This study explores the evolving landscape of e–commerce in the Philippines. It looks at two information and communication technology (ICT) applications that are being used innovatively by Filipinos: mobile phone–based cash systems and social networking websites to enable small entrepreneurs to venture into e–commerce. The article investigates how these two technologies help overcome barriers for individuals to participate in e–commerce, and explores how small and informal markets are evolving in the information age. The research samples individuals already doing business online (through Multiply.com), investigates the profile of these new entrepreneurs, the limitations of their market and explore how they nurture their business. While this phenomenon of using social networks and m–cash may primarily involve an urban population, it is significant for development, nonetheless, considering the growing segment of the poor found in urban locales. Further, lessons for the rural population can still be derived by analysing the barriers to entry in the online world, provided that access to infrastructure (that is, the Internet, courier and G–Cash services) is available. In this regard, the linking enablers/disablers of online commerce to offline contexts remains crucial.

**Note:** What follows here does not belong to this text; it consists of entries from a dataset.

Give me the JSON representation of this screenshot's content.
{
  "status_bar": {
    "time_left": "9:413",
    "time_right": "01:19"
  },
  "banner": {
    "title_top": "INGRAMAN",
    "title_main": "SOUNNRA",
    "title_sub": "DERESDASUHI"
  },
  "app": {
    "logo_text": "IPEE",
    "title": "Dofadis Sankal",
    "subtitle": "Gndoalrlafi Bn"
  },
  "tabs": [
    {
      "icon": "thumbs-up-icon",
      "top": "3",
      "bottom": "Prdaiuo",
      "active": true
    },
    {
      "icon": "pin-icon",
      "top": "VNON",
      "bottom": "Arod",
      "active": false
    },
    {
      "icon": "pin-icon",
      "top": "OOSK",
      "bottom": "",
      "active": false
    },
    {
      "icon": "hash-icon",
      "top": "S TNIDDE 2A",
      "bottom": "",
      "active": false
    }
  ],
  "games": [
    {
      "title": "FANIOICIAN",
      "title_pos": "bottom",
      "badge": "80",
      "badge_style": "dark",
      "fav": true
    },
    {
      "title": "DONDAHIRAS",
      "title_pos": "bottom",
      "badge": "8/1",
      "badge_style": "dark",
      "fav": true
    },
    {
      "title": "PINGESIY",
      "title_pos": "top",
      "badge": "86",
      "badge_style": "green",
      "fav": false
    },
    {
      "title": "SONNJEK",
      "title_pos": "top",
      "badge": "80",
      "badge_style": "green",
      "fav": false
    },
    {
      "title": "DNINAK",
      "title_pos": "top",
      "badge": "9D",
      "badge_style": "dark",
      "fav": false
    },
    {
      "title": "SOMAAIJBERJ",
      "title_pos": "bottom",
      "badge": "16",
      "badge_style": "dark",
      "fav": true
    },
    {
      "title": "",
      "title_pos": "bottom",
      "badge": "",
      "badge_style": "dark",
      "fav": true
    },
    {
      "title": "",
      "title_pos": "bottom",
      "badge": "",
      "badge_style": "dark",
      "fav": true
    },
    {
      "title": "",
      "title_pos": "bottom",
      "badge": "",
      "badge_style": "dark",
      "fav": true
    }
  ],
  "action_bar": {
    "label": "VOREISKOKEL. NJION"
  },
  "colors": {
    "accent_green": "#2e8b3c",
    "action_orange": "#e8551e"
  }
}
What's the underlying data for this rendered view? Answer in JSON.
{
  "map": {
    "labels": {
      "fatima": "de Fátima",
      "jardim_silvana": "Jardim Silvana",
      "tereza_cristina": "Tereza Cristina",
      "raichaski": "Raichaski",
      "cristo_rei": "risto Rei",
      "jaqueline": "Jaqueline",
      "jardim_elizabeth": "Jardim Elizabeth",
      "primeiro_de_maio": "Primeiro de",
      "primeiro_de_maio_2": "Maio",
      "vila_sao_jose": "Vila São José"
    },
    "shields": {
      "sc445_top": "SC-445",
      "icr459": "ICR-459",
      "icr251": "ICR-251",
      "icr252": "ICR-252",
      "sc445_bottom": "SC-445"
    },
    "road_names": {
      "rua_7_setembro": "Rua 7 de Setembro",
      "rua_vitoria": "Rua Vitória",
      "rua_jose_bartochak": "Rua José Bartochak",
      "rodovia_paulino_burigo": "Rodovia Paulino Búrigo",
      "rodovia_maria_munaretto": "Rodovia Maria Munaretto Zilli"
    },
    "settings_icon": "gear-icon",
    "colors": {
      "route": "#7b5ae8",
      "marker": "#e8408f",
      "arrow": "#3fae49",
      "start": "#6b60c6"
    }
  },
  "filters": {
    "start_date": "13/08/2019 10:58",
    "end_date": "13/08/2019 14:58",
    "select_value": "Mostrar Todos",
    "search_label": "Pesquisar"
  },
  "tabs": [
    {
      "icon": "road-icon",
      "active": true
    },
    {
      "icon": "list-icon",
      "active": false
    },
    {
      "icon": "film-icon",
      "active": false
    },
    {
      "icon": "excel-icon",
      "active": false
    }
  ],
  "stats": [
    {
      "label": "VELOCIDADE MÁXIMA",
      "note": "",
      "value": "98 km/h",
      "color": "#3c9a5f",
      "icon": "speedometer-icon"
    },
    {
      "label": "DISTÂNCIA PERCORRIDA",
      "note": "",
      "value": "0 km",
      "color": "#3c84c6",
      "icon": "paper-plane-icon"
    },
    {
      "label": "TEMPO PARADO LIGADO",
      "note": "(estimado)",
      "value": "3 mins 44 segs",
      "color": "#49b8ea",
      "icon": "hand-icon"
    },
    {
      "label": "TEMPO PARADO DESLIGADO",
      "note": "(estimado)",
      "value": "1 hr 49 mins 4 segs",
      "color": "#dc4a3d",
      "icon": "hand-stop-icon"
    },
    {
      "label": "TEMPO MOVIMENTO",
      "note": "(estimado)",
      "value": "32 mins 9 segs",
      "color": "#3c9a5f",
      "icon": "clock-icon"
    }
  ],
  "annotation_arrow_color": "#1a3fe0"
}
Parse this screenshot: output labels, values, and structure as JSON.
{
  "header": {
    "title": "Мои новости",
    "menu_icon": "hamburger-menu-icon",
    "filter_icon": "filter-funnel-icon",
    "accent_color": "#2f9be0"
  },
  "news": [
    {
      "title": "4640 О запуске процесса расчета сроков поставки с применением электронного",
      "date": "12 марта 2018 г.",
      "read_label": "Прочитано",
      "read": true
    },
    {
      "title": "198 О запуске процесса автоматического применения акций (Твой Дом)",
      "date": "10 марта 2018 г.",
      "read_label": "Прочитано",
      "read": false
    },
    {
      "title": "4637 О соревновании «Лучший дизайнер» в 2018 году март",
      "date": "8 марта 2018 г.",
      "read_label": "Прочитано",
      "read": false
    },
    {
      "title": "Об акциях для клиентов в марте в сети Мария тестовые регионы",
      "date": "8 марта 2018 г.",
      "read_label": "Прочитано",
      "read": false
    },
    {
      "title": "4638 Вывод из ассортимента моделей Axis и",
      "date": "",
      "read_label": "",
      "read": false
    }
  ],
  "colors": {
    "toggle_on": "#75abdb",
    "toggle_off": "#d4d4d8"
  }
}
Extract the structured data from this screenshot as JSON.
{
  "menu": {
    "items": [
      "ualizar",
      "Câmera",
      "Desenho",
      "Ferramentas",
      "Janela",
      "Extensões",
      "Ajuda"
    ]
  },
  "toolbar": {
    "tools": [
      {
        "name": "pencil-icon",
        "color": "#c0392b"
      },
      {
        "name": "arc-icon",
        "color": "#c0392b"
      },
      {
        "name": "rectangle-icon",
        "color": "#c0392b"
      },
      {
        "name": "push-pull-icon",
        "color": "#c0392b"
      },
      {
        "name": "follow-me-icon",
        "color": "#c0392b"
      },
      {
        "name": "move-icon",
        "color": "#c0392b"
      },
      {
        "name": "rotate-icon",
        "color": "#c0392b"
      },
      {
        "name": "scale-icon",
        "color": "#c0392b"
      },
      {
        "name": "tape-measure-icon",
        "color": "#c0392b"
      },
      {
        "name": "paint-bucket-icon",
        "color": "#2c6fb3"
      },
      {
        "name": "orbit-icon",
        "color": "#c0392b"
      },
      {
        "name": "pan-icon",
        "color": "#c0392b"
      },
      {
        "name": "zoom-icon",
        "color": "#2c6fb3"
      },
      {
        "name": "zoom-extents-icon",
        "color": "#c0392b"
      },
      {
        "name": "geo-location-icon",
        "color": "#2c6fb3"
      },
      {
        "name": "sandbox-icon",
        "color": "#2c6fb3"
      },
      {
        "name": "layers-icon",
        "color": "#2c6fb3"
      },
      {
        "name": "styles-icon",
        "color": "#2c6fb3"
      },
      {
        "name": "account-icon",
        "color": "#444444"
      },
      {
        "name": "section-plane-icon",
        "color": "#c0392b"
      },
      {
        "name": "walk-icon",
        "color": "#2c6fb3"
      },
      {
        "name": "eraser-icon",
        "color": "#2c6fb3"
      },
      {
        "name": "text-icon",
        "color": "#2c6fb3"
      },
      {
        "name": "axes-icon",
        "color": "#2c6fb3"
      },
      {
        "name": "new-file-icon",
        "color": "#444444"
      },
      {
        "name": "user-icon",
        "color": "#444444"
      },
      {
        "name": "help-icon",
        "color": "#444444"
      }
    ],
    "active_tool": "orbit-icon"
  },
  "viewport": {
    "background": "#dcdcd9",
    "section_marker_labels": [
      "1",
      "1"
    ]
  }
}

Alampay, E. A. Filipino Entrepreneurs on the Internet: When Social Networking Websites Meet Mobile Commerce. Science, Technology & Society (2008) 13 (2) 211-231 [doi:10.1177/097172180801300203]